* [Task instructions]
Look below. Copy each line that has "body" in it.

* [Entries supplied]

=-=-=-=-=

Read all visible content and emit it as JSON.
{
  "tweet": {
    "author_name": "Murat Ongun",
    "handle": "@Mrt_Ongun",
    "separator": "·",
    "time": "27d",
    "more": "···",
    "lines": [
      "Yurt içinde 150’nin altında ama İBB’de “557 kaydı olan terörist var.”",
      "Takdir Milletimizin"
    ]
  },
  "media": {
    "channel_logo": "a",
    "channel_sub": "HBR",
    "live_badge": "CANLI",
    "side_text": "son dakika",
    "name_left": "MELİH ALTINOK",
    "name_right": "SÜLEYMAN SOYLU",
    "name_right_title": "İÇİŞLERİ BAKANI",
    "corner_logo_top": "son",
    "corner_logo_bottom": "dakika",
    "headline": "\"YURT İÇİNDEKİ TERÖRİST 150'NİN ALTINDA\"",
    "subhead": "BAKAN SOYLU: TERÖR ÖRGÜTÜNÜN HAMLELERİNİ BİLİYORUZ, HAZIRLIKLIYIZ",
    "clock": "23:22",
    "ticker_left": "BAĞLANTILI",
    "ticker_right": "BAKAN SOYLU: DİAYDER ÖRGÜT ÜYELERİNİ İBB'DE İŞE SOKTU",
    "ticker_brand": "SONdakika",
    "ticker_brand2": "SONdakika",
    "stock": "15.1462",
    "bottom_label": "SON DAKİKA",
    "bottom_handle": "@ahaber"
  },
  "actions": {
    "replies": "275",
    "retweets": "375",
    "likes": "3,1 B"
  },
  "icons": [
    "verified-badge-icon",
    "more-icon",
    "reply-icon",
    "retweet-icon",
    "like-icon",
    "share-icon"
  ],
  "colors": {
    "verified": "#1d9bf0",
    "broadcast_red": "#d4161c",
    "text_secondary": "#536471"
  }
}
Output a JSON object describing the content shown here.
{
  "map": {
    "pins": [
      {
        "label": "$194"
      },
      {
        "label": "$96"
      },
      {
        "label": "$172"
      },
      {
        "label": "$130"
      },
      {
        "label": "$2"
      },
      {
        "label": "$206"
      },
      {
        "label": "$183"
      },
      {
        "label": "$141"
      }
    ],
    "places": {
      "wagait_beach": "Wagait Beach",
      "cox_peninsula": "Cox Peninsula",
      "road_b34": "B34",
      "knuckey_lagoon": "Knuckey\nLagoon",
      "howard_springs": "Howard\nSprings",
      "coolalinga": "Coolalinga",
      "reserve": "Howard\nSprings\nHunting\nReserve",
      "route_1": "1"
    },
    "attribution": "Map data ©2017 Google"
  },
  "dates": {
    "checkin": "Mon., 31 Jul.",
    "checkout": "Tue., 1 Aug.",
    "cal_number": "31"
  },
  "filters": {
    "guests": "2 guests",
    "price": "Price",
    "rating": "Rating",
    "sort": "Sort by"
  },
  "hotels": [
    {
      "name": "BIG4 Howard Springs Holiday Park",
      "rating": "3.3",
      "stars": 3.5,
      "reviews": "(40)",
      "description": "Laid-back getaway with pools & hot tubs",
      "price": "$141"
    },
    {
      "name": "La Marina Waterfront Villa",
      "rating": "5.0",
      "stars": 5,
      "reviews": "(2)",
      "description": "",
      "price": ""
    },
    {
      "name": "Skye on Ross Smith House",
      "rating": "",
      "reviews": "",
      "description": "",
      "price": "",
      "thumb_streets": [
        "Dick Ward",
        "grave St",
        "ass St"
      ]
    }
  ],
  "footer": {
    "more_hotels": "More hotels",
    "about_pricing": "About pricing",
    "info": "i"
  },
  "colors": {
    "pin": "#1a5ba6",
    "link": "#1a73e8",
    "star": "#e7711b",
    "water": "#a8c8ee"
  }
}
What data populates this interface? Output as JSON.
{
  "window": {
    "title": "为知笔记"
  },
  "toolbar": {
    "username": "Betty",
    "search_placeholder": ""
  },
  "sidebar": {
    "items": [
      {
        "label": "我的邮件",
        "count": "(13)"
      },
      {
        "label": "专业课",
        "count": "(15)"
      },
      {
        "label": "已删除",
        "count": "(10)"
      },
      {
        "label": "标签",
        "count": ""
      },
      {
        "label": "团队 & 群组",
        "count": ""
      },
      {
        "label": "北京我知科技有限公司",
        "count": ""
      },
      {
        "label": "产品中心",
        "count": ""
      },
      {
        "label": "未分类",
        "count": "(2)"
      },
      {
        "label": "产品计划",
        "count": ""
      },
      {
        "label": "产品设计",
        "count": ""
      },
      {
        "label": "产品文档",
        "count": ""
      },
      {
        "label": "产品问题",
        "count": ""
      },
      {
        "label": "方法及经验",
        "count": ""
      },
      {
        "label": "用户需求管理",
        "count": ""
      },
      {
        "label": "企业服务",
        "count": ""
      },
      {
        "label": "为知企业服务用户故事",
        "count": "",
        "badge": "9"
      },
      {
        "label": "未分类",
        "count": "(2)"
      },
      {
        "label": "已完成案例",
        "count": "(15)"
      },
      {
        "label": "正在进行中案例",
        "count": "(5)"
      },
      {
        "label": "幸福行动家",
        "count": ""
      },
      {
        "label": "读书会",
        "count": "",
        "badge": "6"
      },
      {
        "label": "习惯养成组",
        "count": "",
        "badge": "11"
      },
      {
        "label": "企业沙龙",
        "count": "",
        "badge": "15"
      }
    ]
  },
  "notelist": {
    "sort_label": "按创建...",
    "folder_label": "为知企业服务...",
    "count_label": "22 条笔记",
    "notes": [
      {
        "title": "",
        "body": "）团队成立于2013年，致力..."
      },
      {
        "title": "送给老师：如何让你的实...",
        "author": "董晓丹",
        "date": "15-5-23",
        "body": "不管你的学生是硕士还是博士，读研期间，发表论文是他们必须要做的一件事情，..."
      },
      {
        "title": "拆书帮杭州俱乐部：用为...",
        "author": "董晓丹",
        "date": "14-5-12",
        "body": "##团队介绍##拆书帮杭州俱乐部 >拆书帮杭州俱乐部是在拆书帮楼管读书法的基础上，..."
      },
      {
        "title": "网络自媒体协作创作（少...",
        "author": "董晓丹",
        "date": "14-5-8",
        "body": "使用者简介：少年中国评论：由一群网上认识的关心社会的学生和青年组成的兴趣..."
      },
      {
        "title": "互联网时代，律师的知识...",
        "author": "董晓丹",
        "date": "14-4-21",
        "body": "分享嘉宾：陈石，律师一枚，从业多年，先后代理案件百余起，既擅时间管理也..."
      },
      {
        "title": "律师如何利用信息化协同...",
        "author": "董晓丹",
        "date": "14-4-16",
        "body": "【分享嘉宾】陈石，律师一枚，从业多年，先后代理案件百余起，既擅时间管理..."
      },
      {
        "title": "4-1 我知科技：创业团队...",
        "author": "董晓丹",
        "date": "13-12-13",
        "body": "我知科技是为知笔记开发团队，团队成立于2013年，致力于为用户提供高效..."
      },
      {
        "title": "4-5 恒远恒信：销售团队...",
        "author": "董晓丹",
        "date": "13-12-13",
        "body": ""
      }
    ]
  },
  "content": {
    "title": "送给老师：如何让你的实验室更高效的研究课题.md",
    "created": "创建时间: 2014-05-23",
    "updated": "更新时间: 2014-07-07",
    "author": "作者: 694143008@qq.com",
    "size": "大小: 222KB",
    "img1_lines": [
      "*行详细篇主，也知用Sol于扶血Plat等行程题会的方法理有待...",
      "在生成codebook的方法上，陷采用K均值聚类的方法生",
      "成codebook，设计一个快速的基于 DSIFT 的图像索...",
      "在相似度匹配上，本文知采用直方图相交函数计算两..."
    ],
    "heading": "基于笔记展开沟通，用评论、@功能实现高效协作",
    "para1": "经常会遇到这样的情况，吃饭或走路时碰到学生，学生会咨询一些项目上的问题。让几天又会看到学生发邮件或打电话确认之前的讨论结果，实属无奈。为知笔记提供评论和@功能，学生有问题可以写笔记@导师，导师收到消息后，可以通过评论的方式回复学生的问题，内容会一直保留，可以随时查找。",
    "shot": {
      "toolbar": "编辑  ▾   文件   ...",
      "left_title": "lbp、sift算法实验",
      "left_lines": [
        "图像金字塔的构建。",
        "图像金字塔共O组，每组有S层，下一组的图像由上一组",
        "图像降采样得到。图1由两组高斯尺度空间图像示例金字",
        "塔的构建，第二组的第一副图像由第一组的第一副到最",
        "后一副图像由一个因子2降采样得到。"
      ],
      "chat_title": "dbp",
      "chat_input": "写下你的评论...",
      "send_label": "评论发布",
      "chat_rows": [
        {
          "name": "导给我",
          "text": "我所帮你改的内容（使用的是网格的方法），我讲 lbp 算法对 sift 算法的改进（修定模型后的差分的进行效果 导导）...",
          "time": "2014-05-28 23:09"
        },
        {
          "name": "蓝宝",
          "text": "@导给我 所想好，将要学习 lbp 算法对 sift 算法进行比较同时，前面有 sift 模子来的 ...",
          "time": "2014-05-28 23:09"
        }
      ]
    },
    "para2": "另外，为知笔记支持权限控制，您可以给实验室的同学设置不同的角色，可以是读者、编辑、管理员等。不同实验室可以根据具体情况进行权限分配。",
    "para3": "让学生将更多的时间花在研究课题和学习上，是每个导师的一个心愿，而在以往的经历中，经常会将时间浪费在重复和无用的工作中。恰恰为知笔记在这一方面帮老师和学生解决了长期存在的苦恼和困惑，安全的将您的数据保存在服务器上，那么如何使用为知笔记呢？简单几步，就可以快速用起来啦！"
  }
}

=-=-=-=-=

* [Task response]
        "body": "）团队成立于2013年，致力..."
        "body": "不管你的学生是硕士还是博士，读研期间，发表论文是他们必须要做的一件事情，..."
        "body": "##团队介绍##拆书帮杭州俱乐部 >拆书帮杭州俱乐部是在拆书帮楼管读书法的基础上，..."
        "body": "使用者简介：少年中国评论：由一群网上认识的关心社会的学生和青年组成的兴趣..."
        "body": "分享嘉宾：陈石，律师一枚，从业多年，先后代理案件百余起，既擅时间管理也..."
        "body": "【分享嘉宾】陈石，律师一枚，从业多年，先后代理案件百余起，既擅时间管理..."
        "body": "我知科技是为知笔记开发团队，团队成立于2013年，致力于为用户提供高效..."
        "body": ""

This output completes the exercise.